[Source data]

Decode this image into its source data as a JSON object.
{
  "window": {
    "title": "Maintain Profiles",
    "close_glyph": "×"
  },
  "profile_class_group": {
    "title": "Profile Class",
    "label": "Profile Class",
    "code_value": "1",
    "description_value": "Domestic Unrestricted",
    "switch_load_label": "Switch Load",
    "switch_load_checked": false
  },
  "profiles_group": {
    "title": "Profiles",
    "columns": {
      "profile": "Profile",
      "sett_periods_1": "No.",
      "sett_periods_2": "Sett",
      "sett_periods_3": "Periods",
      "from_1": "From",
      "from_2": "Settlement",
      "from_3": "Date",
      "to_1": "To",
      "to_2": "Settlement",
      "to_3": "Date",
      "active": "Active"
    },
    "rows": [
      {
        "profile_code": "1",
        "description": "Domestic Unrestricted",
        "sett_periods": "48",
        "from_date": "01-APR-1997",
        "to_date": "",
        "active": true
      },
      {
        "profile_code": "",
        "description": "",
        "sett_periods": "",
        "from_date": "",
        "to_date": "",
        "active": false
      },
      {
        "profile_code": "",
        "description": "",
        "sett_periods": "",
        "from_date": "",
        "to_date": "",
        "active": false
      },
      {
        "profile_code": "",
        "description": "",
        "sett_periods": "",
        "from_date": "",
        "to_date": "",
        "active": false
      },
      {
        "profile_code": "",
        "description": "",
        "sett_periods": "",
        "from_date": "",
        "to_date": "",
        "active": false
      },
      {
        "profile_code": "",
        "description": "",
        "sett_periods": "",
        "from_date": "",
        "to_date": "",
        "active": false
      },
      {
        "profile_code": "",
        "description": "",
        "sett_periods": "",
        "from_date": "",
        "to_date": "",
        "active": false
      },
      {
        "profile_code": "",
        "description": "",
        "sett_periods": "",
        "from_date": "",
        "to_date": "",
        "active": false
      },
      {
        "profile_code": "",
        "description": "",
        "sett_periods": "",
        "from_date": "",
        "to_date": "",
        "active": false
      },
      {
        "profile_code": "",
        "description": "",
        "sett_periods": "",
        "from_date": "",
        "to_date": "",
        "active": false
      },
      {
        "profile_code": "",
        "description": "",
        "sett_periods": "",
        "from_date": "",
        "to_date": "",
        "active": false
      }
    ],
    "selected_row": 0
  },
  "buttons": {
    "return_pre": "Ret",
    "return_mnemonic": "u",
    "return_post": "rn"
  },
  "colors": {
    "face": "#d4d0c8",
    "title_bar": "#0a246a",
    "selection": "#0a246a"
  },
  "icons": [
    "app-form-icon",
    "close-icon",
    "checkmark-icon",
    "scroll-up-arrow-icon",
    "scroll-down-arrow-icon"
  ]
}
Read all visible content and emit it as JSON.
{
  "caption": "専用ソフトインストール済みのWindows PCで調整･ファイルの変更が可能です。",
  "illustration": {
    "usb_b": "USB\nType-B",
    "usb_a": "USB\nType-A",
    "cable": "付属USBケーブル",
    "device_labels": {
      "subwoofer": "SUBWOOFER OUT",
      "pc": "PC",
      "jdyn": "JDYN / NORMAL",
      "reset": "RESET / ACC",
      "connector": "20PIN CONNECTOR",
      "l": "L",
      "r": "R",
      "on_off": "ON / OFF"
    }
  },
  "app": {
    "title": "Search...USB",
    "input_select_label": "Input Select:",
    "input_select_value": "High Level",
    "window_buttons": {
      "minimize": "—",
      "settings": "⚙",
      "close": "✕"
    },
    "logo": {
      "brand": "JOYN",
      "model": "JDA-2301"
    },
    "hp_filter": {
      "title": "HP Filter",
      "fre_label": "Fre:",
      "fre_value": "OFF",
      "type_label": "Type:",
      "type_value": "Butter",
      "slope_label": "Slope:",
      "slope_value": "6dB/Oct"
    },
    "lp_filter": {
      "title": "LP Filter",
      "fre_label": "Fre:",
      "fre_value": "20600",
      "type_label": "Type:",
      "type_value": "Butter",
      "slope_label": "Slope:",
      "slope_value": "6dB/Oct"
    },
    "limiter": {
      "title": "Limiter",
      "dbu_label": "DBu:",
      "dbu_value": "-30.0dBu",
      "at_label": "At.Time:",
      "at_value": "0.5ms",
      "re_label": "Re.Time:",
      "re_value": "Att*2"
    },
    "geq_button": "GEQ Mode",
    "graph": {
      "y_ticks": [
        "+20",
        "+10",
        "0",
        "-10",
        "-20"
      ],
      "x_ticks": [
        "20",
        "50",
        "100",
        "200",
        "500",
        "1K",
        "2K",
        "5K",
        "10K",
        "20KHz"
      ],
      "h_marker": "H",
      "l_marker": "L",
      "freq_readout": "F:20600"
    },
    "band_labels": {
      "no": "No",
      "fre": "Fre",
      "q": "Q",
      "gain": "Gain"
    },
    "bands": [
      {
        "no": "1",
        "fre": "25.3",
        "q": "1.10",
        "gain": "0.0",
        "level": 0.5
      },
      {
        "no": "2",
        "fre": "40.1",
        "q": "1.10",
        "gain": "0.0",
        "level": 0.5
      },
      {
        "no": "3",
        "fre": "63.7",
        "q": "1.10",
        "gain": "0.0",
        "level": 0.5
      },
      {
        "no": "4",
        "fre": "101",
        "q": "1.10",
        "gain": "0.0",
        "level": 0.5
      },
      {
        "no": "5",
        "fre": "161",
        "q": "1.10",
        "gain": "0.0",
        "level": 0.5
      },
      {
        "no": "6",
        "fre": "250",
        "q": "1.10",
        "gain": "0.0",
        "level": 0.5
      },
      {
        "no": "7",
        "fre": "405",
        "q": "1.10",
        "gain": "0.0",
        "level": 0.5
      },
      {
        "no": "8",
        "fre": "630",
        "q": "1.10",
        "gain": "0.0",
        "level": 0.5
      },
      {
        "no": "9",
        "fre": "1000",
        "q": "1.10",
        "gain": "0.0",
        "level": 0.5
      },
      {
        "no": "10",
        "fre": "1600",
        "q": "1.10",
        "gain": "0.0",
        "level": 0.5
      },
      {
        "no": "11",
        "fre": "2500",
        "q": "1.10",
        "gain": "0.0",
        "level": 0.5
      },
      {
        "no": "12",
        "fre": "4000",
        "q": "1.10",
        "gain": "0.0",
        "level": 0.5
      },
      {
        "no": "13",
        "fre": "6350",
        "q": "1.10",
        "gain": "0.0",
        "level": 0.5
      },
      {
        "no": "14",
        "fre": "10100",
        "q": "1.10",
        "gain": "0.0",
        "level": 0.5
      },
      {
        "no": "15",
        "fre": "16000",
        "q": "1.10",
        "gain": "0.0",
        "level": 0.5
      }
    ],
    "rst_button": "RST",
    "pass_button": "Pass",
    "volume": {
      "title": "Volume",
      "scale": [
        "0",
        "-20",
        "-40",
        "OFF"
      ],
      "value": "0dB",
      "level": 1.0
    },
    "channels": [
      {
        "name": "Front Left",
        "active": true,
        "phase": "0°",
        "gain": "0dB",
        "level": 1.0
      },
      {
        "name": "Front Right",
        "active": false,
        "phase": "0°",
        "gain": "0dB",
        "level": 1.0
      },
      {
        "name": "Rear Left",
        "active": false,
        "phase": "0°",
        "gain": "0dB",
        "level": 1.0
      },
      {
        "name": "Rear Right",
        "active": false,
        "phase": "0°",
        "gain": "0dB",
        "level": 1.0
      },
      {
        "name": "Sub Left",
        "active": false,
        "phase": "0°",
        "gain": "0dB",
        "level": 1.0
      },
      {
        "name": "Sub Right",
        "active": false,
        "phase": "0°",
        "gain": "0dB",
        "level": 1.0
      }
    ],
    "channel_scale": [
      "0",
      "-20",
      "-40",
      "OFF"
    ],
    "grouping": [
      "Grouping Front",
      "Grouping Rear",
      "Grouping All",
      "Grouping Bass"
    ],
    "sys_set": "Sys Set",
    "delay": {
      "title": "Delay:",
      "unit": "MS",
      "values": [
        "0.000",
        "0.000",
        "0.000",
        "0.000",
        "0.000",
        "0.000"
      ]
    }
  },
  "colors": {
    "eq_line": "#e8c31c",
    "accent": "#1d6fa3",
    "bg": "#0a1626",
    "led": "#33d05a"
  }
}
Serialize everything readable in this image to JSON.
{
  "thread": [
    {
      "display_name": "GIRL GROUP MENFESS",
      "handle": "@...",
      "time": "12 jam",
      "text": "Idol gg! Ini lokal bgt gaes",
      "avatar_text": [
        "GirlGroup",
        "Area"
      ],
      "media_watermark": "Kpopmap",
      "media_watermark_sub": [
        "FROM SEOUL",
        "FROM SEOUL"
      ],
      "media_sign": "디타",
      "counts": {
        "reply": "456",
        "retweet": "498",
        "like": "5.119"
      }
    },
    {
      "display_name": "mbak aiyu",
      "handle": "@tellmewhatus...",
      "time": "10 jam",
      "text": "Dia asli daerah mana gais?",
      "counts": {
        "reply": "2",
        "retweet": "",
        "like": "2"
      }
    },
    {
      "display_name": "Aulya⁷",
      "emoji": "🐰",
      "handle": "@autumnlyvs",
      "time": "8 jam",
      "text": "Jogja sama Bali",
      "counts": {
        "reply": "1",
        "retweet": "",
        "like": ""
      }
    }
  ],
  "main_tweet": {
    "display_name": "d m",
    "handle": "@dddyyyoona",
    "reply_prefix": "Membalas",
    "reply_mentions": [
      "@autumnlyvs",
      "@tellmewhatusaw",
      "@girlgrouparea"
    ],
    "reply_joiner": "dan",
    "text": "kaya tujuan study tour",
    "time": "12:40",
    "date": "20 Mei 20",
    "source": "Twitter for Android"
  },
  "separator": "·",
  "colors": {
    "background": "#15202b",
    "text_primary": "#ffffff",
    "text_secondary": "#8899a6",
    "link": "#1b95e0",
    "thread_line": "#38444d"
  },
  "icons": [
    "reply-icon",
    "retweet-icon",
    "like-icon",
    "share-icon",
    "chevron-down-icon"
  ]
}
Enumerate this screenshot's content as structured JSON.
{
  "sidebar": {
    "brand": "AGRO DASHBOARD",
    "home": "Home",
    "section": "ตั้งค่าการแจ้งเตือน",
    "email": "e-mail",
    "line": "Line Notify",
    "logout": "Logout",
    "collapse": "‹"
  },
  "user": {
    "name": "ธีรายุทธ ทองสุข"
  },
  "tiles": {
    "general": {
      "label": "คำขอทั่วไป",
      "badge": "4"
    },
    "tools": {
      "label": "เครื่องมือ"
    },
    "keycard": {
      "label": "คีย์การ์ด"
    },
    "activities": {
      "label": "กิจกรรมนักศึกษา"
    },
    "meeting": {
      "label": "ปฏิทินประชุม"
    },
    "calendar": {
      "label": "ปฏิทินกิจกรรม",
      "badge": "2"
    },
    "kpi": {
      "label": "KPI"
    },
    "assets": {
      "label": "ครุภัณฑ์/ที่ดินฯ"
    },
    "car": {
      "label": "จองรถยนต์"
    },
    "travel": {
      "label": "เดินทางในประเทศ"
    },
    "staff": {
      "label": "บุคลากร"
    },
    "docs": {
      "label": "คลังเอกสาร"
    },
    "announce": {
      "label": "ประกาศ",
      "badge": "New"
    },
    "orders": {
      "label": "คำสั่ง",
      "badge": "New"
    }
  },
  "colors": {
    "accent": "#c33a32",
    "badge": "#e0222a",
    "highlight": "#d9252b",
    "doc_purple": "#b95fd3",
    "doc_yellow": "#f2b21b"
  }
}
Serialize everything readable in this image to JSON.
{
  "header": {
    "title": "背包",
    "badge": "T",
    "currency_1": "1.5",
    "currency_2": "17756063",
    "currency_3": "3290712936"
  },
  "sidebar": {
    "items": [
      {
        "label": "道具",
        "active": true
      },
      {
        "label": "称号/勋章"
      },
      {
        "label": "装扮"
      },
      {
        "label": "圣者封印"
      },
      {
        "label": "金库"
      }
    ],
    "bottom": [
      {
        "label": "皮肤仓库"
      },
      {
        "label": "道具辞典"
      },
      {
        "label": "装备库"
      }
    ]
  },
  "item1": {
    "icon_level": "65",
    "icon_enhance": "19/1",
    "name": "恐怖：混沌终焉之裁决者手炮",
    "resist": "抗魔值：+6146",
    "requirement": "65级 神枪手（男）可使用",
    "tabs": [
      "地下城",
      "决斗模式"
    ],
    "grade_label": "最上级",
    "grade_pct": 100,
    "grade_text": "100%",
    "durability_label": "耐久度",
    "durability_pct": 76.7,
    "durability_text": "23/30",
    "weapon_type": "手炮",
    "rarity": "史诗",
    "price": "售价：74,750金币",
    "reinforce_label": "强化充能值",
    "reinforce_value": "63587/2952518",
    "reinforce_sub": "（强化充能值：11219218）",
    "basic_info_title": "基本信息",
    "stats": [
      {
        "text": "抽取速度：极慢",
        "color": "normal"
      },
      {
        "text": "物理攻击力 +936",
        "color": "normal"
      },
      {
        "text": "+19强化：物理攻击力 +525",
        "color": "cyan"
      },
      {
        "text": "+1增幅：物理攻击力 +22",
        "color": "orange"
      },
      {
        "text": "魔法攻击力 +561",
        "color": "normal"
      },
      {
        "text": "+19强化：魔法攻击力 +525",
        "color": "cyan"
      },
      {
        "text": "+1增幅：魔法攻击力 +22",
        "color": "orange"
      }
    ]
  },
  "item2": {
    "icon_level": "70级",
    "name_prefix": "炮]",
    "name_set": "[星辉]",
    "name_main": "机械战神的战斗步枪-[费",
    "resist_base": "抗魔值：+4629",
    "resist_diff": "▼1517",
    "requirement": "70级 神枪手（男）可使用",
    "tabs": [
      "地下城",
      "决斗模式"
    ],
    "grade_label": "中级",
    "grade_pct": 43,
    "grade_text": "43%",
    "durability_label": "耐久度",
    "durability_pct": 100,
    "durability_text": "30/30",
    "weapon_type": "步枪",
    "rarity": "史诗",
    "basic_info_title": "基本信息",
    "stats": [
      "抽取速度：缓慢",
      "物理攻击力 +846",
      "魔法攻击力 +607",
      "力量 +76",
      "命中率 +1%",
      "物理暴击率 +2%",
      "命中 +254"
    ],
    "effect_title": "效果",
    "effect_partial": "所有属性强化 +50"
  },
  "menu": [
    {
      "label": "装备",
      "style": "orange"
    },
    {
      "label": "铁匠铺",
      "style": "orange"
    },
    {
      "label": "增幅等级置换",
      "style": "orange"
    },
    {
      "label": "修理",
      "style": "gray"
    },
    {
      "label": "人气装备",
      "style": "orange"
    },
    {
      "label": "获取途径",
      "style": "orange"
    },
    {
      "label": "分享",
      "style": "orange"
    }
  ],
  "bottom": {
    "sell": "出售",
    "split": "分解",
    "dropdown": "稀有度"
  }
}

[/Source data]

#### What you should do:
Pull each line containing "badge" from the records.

#### Answer space:
      "badge": "4"
      "badge": "2"
      "badge": "New"
      "badge": "New"
    "badge": "#e0222a",
    "badge": "T",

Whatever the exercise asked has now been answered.